Long before the fact of Australia was ever confirmed by explorers and cartographers it had already been imagined as a grotesque space, a land peopled by monsters. The idea of its existence was disputed, was even heretical for a time, and with the advent of the transportation of convicts its darkness seemed confirmed. The Antipodes was a world of reversals, the dark subconscious of Britain. It was, for all intents and purposes, Gothic par excellence, the dungeon of the world.
Gerry Turcotte (Australian Gothic. University of Wollongong.1998).
The Australian Gothic : a creative genre emphasising the terrors of isolation in this post-colonial land. The Australian Gothic exposes a tormented communal psyche weighted by dark secrets.
Australia, a country colonised in 1788 by unwilling convicts and prison guards. For these unfortunates Australia was a nightmarish location, its foreign terrain provoked feelings of fear and alienation. Gone was the British gothic landscape of moors and heaths. In its place were dangerous animals, deserts, bush-fires, floods and droughts. The comfortability of the known European landscape was replaced by this new unstable setting.
Integral to the colonisers’ sense of dislocation and dread was the Australian soundscape. Reading journals and novels from this era it is evident that the aural dimensions of the Australian landscape were strongly perceived in gothic terms of enclosure and entrapment. The vastness of the deserts unsettled the first colonisers who remarked upon its deathlike silence, while in the forests the mass of unfamiliar sounds induced intense feelings of fear and disorientation. This sparked feelings of loathing towards the newly colonised space, including the Aboriginal people. In the Australian Gothic tradition the landscape sounded alive, it surrounded and entrapped with suffocating force.
Growing up in a region where Aboriginal artifacts from the pre-colonial era could readily be found under shallow soil the bloody layers of history have always sat uncomfortably with me. We live on stolen land, a place where immoral and bloody actions happened in the recent past. We have a sense of un-belonging to this country.

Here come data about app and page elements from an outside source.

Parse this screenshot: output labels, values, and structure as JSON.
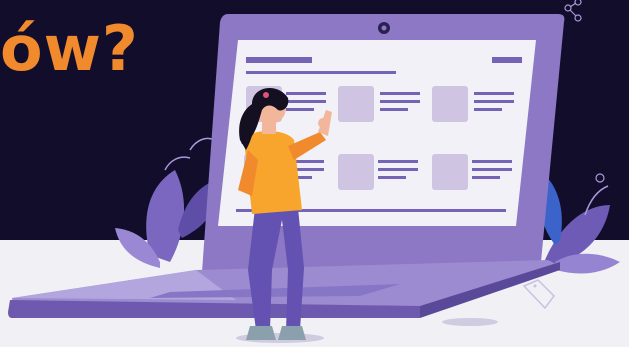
{
  "banner": {
    "headline": "ów?",
    "colors": {
      "background": "#130d2c",
      "floor": "#f1f0f5",
      "headline": "#f08a2c",
      "laptop": "#8c78c4",
      "screen": "#f2f1f8",
      "card": "#cfc5e3",
      "line": "#7563b6"
    }
  },
  "illustration": {
    "subject": "woman-pointing-at-laptop",
    "icons": [
      "plant-leaf-icon",
      "price-tag-icon",
      "share-icon"
    ]
  }
}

It is part of the Australian Gothic experience.
With this in mind I collected field recordings in my local valley of Main Arm, a place like much of Australia, partly suburban, partly open for farming. I wanted to create a composition that featured field recordings, both modified and unmodified, of sounds from local farms. Could we imagine ourselves in the past, a time when the steady expansion of the frontier into traditional Aboriginal land was a primary source of conflict?

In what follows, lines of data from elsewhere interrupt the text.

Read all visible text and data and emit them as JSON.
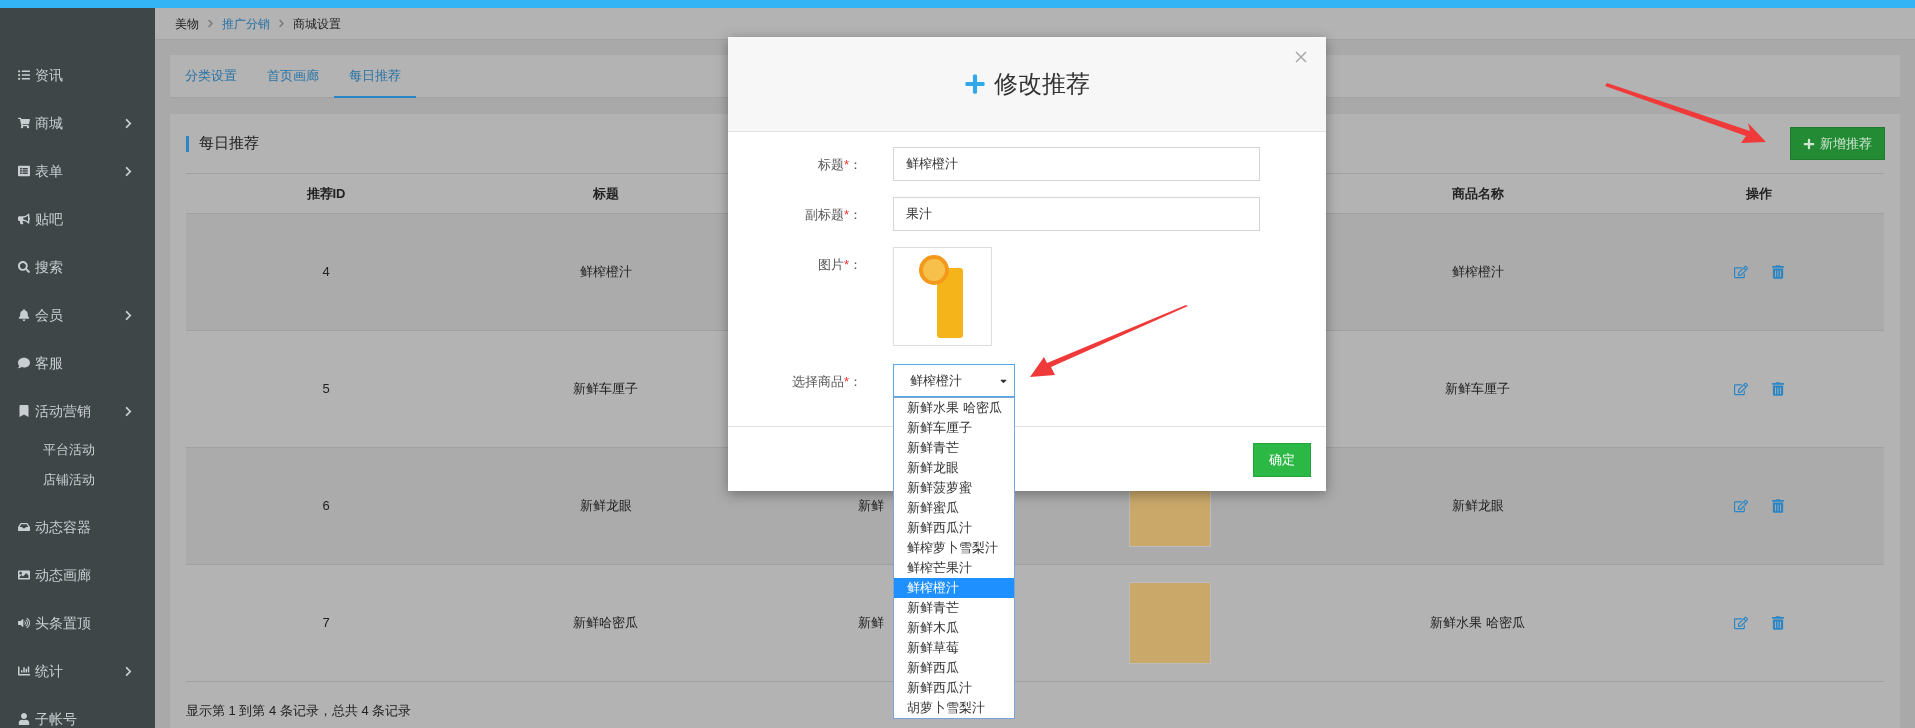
{
  "sidebar": {
    "items": [
      {
        "label": "资讯",
        "submenu": false
      },
      {
        "label": "商城",
        "submenu": true
      },
      {
        "label": "表单",
        "submenu": true
      },
      {
        "label": "贴吧",
        "submenu": false
      },
      {
        "label": "搜索",
        "submenu": false
      },
      {
        "label": "会员",
        "submenu": true
      },
      {
        "label": "客服",
        "submenu": false
      },
      {
        "label": "活动营销",
        "submenu": true,
        "children": [
          {
            "label": "平台活动"
          },
          {
            "label": "店铺活动"
          }
        ]
      },
      {
        "label": "动态容器",
        "submenu": false
      },
      {
        "label": "动态画廊",
        "submenu": false
      },
      {
        "label": "头条置顶",
        "submenu": false
      },
      {
        "label": "统计",
        "submenu": true
      },
      {
        "label": "子帐号",
        "submenu": false
      }
    ]
  },
  "breadcrumb": [
    {
      "label": "美物",
      "link": false
    },
    {
      "label": "推广分销",
      "link": true
    },
    {
      "label": "商城设置",
      "link": false
    }
  ],
  "tabs": [
    {
      "label": "分类设置",
      "selected": false
    },
    {
      "label": "首页画廊",
      "selected": false
    },
    {
      "label": "每日推荐",
      "selected": true
    }
  ],
  "panel": {
    "title": "每日推荐",
    "add_button": "新增推荐"
  },
  "table": {
    "columns": [
      "推荐ID",
      "标题",
      "",
      "",
      "商品名称",
      "操作"
    ],
    "rows": [
      {
        "id": "4",
        "title": "鲜榨橙汁",
        "column_3": "",
        "photo": false,
        "product": "鲜榨橙汁"
      },
      {
        "id": "5",
        "title": "新鲜车厘子",
        "column_3": "",
        "photo": false,
        "product": "新鲜车厘子"
      },
      {
        "id": "6",
        "title": "新鲜龙眼",
        "column_3": "新鲜",
        "photo": true,
        "product": "新鲜龙眼"
      },
      {
        "id": "7",
        "title": "新鲜哈密瓜",
        "column_3": "新鲜",
        "photo": true,
        "product": "新鲜水果 哈密瓜"
      }
    ]
  },
  "footer": "显示第 1 到第 4 条记录，总共 4 条记录",
  "modal": {
    "title": "修改推荐",
    "fields": [
      {
        "kind": "text",
        "label": "标题",
        "required_mark": "*",
        "colon": "：",
        "value": "鲜榨橙汁"
      },
      {
        "kind": "text",
        "label": "副标题",
        "required_mark": "*",
        "colon": "：",
        "value": "果汁"
      },
      {
        "kind": "image",
        "label": "图片",
        "required_mark": "*",
        "colon": "："
      },
      {
        "kind": "select",
        "label": "选择商品",
        "required_mark": "*",
        "colon": "：",
        "value": "鲜榨橙汁",
        "options": [
          {
            "label": "新鲜水果 哈密瓜",
            "selected": false
          },
          {
            "label": "新鲜车厘子",
            "selected": false
          },
          {
            "label": "新鲜青芒",
            "selected": false
          },
          {
            "label": "新鲜龙眼",
            "selected": false
          },
          {
            "label": "新鲜菠萝蜜",
            "selected": false
          },
          {
            "label": "新鲜蜜瓜",
            "selected": false
          },
          {
            "label": "新鲜西瓜汁",
            "selected": false
          },
          {
            "label": "鲜榨萝卜雪梨汁",
            "selected": false
          },
          {
            "label": "鲜榨芒果汁",
            "selected": false
          },
          {
            "label": "鲜榨橙汁",
            "selected": true
          },
          {
            "label": "新鲜青芒",
            "selected": false
          },
          {
            "label": "新鲜木瓜",
            "selected": false
          },
          {
            "label": "新鲜草莓",
            "selected": false
          },
          {
            "label": "新鲜西瓜",
            "selected": false
          },
          {
            "label": "新鲜西瓜汁",
            "selected": false
          },
          {
            "label": "胡萝卜雪梨汁",
            "selected": false
          }
        ]
      }
    ],
    "submit": "确定"
  }
}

Listening to the composition I hope a sense of unease and dread is provoked through its combination of sounds. Yet somewhere underneath its layers there is the suggestion of beauty, of what could have been. Listen and be transported into the fabric of Australia’s Gothic experience.